In his Natural Theology Paley has adapted with consummate skill the argument which Ray (1691) and Derham (1711) and Nieuwentyt (1730) had already made familiar to Englishmen. "For my part," he says, "I take my stand in human anatomy"; and what he everywhere insists upon is "the necessity, in each particular case, of an intelligent designing mind for the contriving and determining of the forms which organized bodies bear." A charge of wholesale plagiarism from this book was brought against Paley in the Athenaeum for 1848. Paley refers several times to Nieuwentyt, who uses the famous illustration of the watch. But the illustration is not peculiar to Nieuwentyt, and had been appropriated by many others before Paley. The germ of the idea is to be found in Cicero, De natura deorum, ii. 34 (see Hallam, Literature of Europe, ii. 385, note.) In the case of a writer whose chief merit is the way in which he has worked up existing material, a general charge of plagiarism is almost irrelevant.

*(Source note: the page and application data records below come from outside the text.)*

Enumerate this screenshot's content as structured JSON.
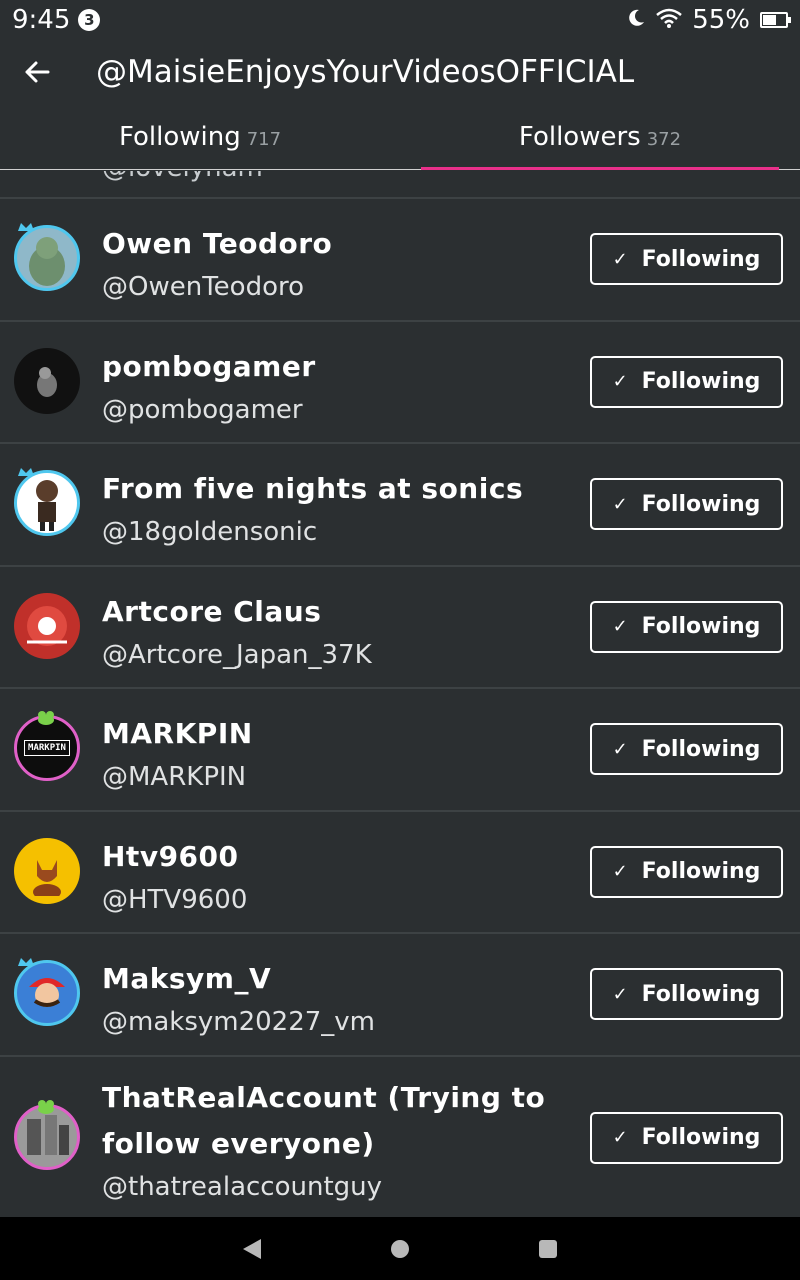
{
  "status_bar": {
    "time": "9:45",
    "notification_count": "3",
    "battery": "55%"
  },
  "header": {
    "title": "@MaisieEnjoysYourVideosOFFICIAL"
  },
  "tabs": [
    {
      "label": "Following",
      "count": "717",
      "active": false
    },
    {
      "label": "Followers",
      "count": "372",
      "active": true
    }
  ],
  "partial_row": {
    "handle": "@lovelyham"
  },
  "button_label": "Following",
  "users": [
    {
      "name": "Owen Teodoro",
      "handle": "@OwenTeodoro"
    },
    {
      "name": "pombogamer",
      "handle": "@pombogamer"
    },
    {
      "name": "From five nights at sonics",
      "handle": "@18goldensonic"
    },
    {
      "name": "Artcore Claus",
      "handle": "@Artcore_Japan_37K"
    },
    {
      "name": "MARKPIN",
      "handle": "@MARKPIN"
    },
    {
      "name": "Htv9600",
      "handle": "@HTV9600"
    },
    {
      "name": "Maksym_V",
      "handle": "@maksym20227_vm"
    },
    {
      "name": "ThatRealAccount (Trying to follow everyone)",
      "handle": "@thatrealaccountguy"
    }
  ],
  "colors": {
    "accent": "#e8308a",
    "background": "#2b2f31",
    "avatar_ring": "#4fc7ee"
  }
}
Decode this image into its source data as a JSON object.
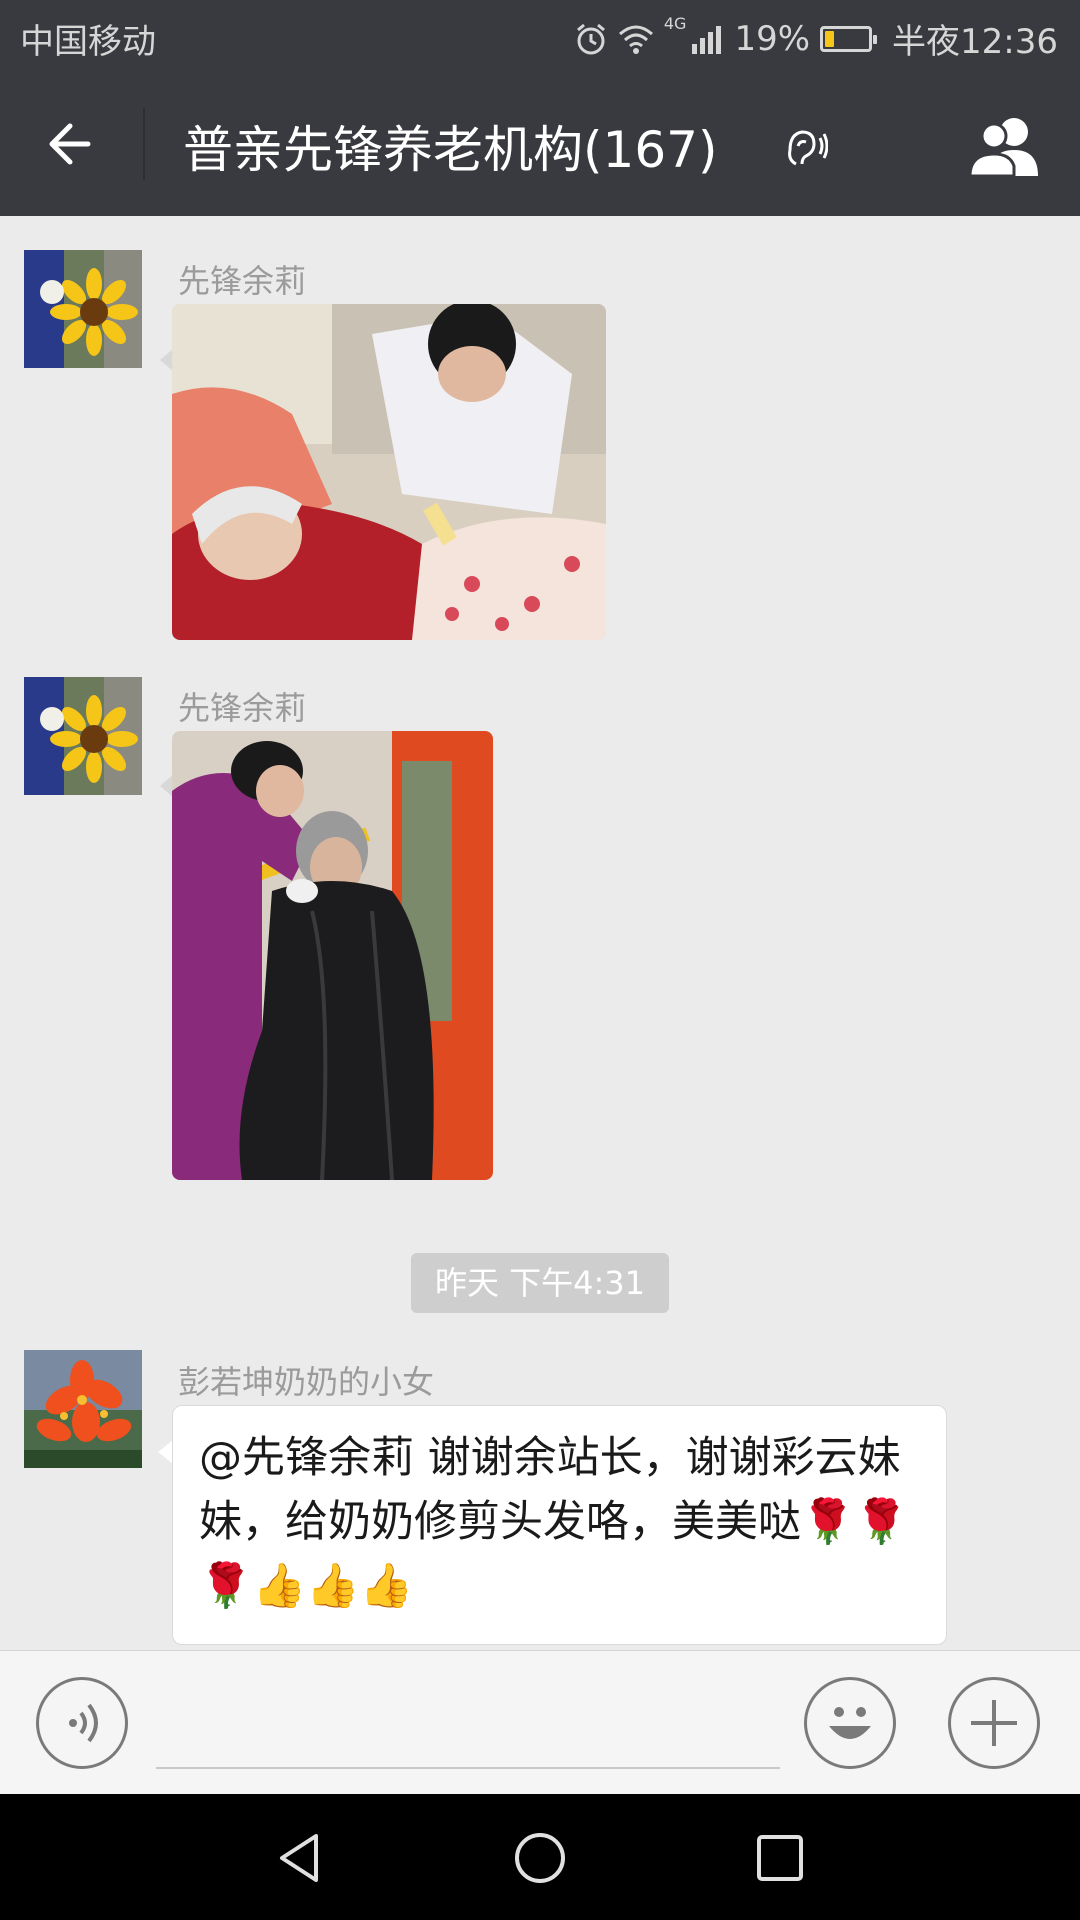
{
  "status_bar": {
    "carrier": "中国移动",
    "network": "4G",
    "battery": "19%",
    "battery_level": 0.19,
    "time": "半夜12:36"
  },
  "header": {
    "title": "普亲先锋养老机构(167)"
  },
  "messages": [
    {
      "sender": "先锋余莉",
      "type": "image"
    },
    {
      "sender": "先锋余莉",
      "type": "image"
    },
    {
      "timestamp": "昨天 下午4:31"
    },
    {
      "sender": "彭若坤奶奶的小女",
      "type": "text",
      "text": "@先锋余莉 谢谢余站长，谢谢彩云妹妹，给奶奶修剪头发咯，美美哒🌹🌹🌹👍👍👍"
    }
  ],
  "colors": {
    "header_bg": "#393a3f",
    "chat_bg": "#ebebeb",
    "timestamp_bg": "#cecece"
  }
}
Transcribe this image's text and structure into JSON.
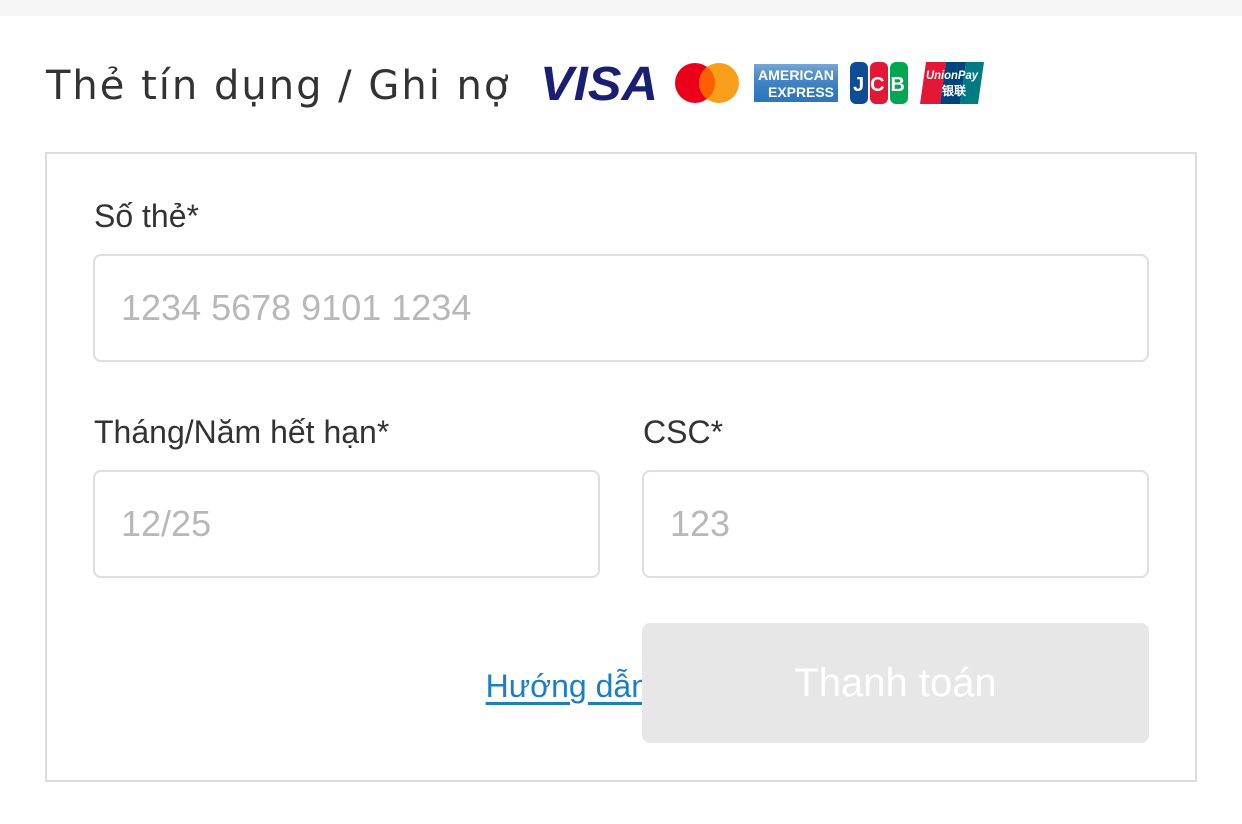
{
  "section": {
    "title": "Thẻ tín dụng / Ghi nợ"
  },
  "brands": {
    "visa": "VISA",
    "amex_line1": "AMERICAN",
    "amex_line2": "EXPRESS",
    "jcb": "JCB",
    "unionpay_line1": "UnionPay",
    "unionpay_line2": "银联"
  },
  "form": {
    "card_number": {
      "label": "Số thẻ*",
      "value": "",
      "placeholder": "1234 5678 9101 1234"
    },
    "expiry": {
      "label": "Tháng/Năm hết hạn*",
      "value": "",
      "placeholder": "12/25"
    },
    "csc": {
      "label": "CSC*",
      "value": "",
      "placeholder": "123"
    },
    "guide_link": "Hướng dẫn",
    "pay_button": "Thanh toán"
  },
  "colors": {
    "visa_blue": "#1a1f71",
    "mastercard_red": "#eb001b",
    "mastercard_orange": "#f79e1b",
    "amex_blue": "#2e77bc",
    "link_blue": "#1b7fc4",
    "button_disabled": "#e7e7e7",
    "border": "#dcdcdc"
  }
}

The Evidences of Christianity is mainly a condensation of Bishop Douglas's Criterion and Lardner's Credibility of the Gospel History. But the task is so judiciously performed that it would probably be difficult to get a more effective statement of the external evidences of Christianity than Paley has here presented. His idea of revelation depends upon the same mechanical conception of the relation of God to the world which dominates his Natural Theology; and he seeks to prove the divine origin of Christianity by isolating it from the general history of mankind, whereas later writers find their chief argument in the continuity of the process of revelation.
The face of the world has changed so greatly since Paley's day that we are apt to do less than justice to his undoubted merits. He is nowhere original, and nowhere profound, but his strong reasoning power, his faculty of clear arrangement and forcible statement, place him in the first rank of expositors and advocates. He masses his arguments, it has been said, with a general's eye. His style is perfectly perspicuous, and its "strong home-touch" compensates for what is lacking in elasticity and grace. Paley displays little or no spirituality of feeling; but this is a matter in which one age is apt to misjudge another, and Paley was at least practically benevolent and conscientiously attentive to his parish duties. The active part he took in advocating the abolition of the slave-trade is evidence of a wider power of sympathy. His unconquerable cheerfulness becomes itself almost religious in the last chapters of the Natural Theology, considering that they were written dtiring the intervals of relief from the painful complaint which finally proved fatal to him.
For his life, see Public Characters(1802); Aikin's General Biography, vii. (1808); Lives, by GW Meadley (1809) and his son Edmund Paley, prefixed to the 1825 edition of his works; Leslie Stephen in Dictionary of National Biography; Quarterly Review, ii. (Aug. 1809), ix. (July 1813). On Paley as a theologian and philosopher, see Leslie Stephen, English Thought in the Eighteenth Century, i. 405 seq., ii. 121 seq.; R Buddensieg, in Herzog-Hauck's Realencyklopädie für protestantische Theologie, xiv. (1904).